During the coming weekend, the festival will engulf much of downtown Lake City.
"We used to stay open for the festival," said Emmie Chasteen, owner with her husband, Robert, of Chasteen's Downtown, a hot spot for a hot sandwich Monday through Friday. "It brings a lot of people into the community, and you see a lot of friends and neighbors."
And while organizers emphasize both sides are honored, there is a bit of natural bias here.
Sam Oosterhoudt and Guy Williams shared a table at Chasteen's. Both are descendants of Olustee warriors for the South; both their families have been honored over the years.
"They rose up for a cause they believed in at the time, and they did what more than likely wouldn't be conceived of happening now," Oosterhoudt said. "Whether they were right about slavery or wrong about slavery, they did what a band of brothers should."
"They decided what they needed to do," he added, "and they did it."
Since April 12, 2011, Civil War sites both North and South have been marking the sesquicentennial; now it's Olustee's turn.
"This is the single biggest event that happens annually here," said Harvey Campbell, executive director of the Columbia County Tourist Development Council. "And the experience of this being the 150th brings out an almost 50 percent increase in attendance."

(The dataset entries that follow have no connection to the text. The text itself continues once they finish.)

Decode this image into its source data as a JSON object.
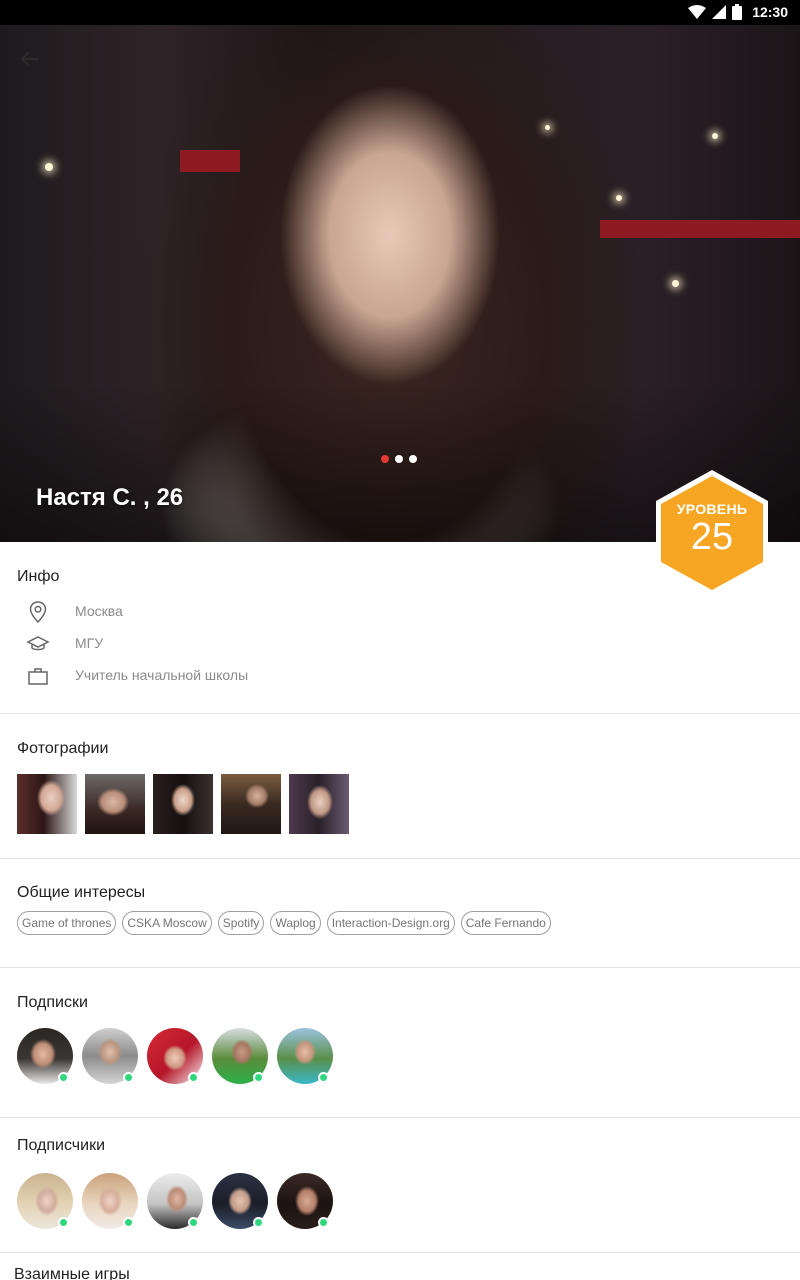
{
  "status_bar": {
    "time": "12:30",
    "icons": [
      "wifi-icon",
      "signal-icon",
      "battery-icon"
    ]
  },
  "header": {
    "back_icon": "arrow-back-icon"
  },
  "profile": {
    "name": "Настя С. , 26",
    "photo_count": 3,
    "active_photo": 0,
    "level_label": "УРОВЕНЬ",
    "level_value": "25"
  },
  "info": {
    "title": "Инфо",
    "items": [
      {
        "icon": "location-pin-icon",
        "text": "Москва"
      },
      {
        "icon": "graduation-cap-icon",
        "text": "МГУ"
      },
      {
        "icon": "briefcase-icon",
        "text": "Учитель начальной школы"
      }
    ]
  },
  "photos": {
    "title": "Фотографии",
    "count": 5
  },
  "interests": {
    "title": "Общие интересы",
    "items": [
      "Game of thrones",
      "CSKA Moscow",
      "Spotify",
      "Waplog",
      "Interaction-Design.org",
      "Cafe Fernando"
    ]
  },
  "subscriptions": {
    "title": "Подписки",
    "count": 5,
    "all_online": true
  },
  "subscribers": {
    "title": "Подписчики",
    "count": 5,
    "all_online": true
  },
  "next_section": {
    "title": "Взаимные игры"
  },
  "colors": {
    "level_badge": "#f6a623",
    "online": "#2fd87e",
    "active_dot": "#e53935",
    "divider": "#e3e3e3"
  }
}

Gray, though, focused on the underlying theme of the entire festival and re-enactment.
"At the end of the day," he said, "the people who fought on both sides, regardless of their background, of what state they came from, and regardless of their belief, they were all Americans."
Contact Rick Allen at firstname.lastname@example.org or 867-4154.